New York Times columnist Frank Bruni has penned a first-hand account of how it feels to be confronted with the possibility of going blind. Bruni's weekend op-ed details his recent experience with what is known in layman's terms as a "stroke of the eye." Bruni writes that the brief lack of blood flow to the eye occurred in his sleep and that he woke up the following morning to a blurrier—and more uncertain—world. While a doctor told Bruni his brain would eventually compensate with his left eye for "the blob of petroleum jelly" in his right, the possibility he could lose vision in the unaffected eye within five years is around 20%. "There was nothing I could do—no diet, no exercise, zilch—to influence the outcome," Bruni writes. "Probably I should take a baby aspirin daily, to promote blood flow. Possibly I should avoid high altitudes, where oxygen is thin. Mostly I should pray."

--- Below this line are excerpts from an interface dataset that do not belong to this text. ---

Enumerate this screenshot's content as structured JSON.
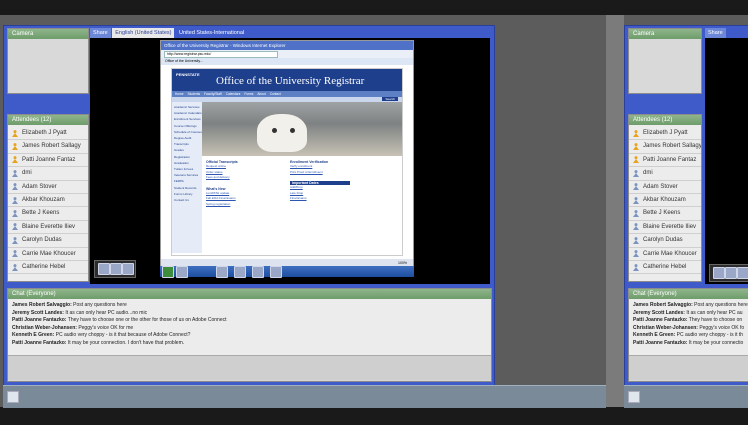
{
  "left": {
    "pods": {
      "cameras_title": "Camera",
      "share_title": "Share",
      "attendees_title": "Attendees (12)",
      "chat_title": "Chat (Everyone)"
    },
    "share_tabs": [
      "English (United States)",
      "United States-International"
    ],
    "attendees": [
      {
        "name": "Elizabeth J Pyatt",
        "role": "host"
      },
      {
        "name": "James Robert Sallagy",
        "role": "host"
      },
      {
        "name": "Patti Joanne Fantaz",
        "role": "host"
      },
      {
        "name": "dmi",
        "role": "participant"
      },
      {
        "name": "Adam Stover",
        "role": "participant"
      },
      {
        "name": "Akbar Khouzam",
        "role": "participant"
      },
      {
        "name": "Bette J Keens",
        "role": "participant"
      },
      {
        "name": "Blaine Everette Iliev",
        "role": "participant"
      },
      {
        "name": "Carolyn Dudas",
        "role": "participant"
      },
      {
        "name": "Carrie Mae Khoucer",
        "role": "participant"
      },
      {
        "name": "Catherine Hebel",
        "role": "participant"
      }
    ],
    "chat": [
      {
        "who": "James Robert Salvaggio:",
        "msg": "Post any questions here"
      },
      {
        "who": "Jeremy Scott Landes:",
        "msg": "It as can only hear PC audio...no mic"
      },
      {
        "who": "Patti Joanne Fantazko:",
        "msg": "They have to choose one or the other for those of us on Adobe Connect"
      },
      {
        "who": "Christian Weber-Johansen:",
        "msg": "Peggy's voice OK for me"
      },
      {
        "who": "Kenneth E Green:",
        "msg": "PC audio very choppy - is it that because of Adobe Connect?"
      },
      {
        "who": "Patti Joanne Fantazko:",
        "msg": "It may be your connection. I don't have that problem."
      }
    ]
  },
  "browser": {
    "window_title": "Office of the University Registrar - Windows Internet Explorer",
    "address": "http://www.registrar.psu.edu/",
    "tab": "Office of the University...",
    "site_title": "Office of the University Registrar",
    "site_logo": "PENNSTATE",
    "nav_items": [
      "Home",
      "Students",
      "Faculty/Staff",
      "Calendars",
      "Forms",
      "About",
      "Contact"
    ],
    "search_label": "Search",
    "left_menu": [
      "Academic Services",
      "Academic Calendars",
      "Enrollment Services",
      "Course Offerings",
      "Schedule of Courses",
      "Degree Audit",
      "Transcripts",
      "Grades",
      "Registration",
      "Graduation",
      "Tuition & Fees",
      "Veterans Services",
      "FERPA",
      "Student Records",
      "Forms Library",
      "Contact Us"
    ],
    "mid_col_title": "Official Transcripts",
    "mid_col_links": [
      "Request online",
      "Order status",
      "Fees and delivery"
    ],
    "mid_col_title2": "What's New",
    "mid_col_links2": [
      "LionPATH update",
      "Fall 2010 Final Exams",
      "Spring registration"
    ],
    "right_col_title": "Enrollment Verification",
    "right_col_links": [
      "Verify enrollment",
      "Print Proof of Enrollment"
    ],
    "right_col_title2": "Important Dates",
    "right_col_links2": [
      "Add/Drop",
      "Late Drop",
      "Final Exams"
    ],
    "zoom": "100%"
  },
  "right": {
    "pods": {
      "cameras_title": "Camera",
      "share_title": "Share",
      "attendees_title": "Attendees (12)",
      "chat_title": "Chat (Everyone)"
    },
    "attendees": [
      "Elizabeth J Pyatt",
      "James Robert Sallagy",
      "Patti Joanne Fantaz",
      "dmi",
      "Adam Stover",
      "Akbar Khouzam",
      "Bette J Keens",
      "Blaine Everette Iliev",
      "Carolyn Dudas",
      "Carrie Mae Khoucer",
      "Catherine Hebel"
    ],
    "chat": [
      {
        "who": "James Robert Salvaggio:",
        "msg": "Post any questions here"
      },
      {
        "who": "Jeremy Scott Landes:",
        "msg": "It as can only hear PC au"
      },
      {
        "who": "Patti Joanne Fantazko:",
        "msg": "They have to choose on"
      },
      {
        "who": "Christian Weber-Johansen:",
        "msg": "Peggy's voice OK fo"
      },
      {
        "who": "Kenneth E Green:",
        "msg": "PC audio very choppy - is it th"
      },
      {
        "who": "Patti Joanne Fantazko:",
        "msg": "It may be your connectio"
      }
    ]
  },
  "colors": {
    "frame": "#3f5bc9",
    "pod_header": "#7aa676",
    "host_icon": "#e8a21c",
    "participant_icon": "#7a93bf"
  }
}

Prayer, Bruni writes, because he now goes to sleep each night wondering about the possibility that things could be worse in the morning. While his diagnosis of nonarteritic anterior ischemic optic neuropathy, unlike more common conditions of the eye, has no typical treatment, Bruni's doctor helped get him into a clinical trial for an experimental treatment. The situation has brought Bruni to a crossroads, one he says has taught him strength in the face of uncertainty. "The oddity of my situation—the emotional riddle—is the distance between the manageability of my current circumstances and what tomorrow could bring," he says. "I’ve learned that the best response to weakness is strength: Prove to yourself what you can still accomplish." (Click to read the full column.)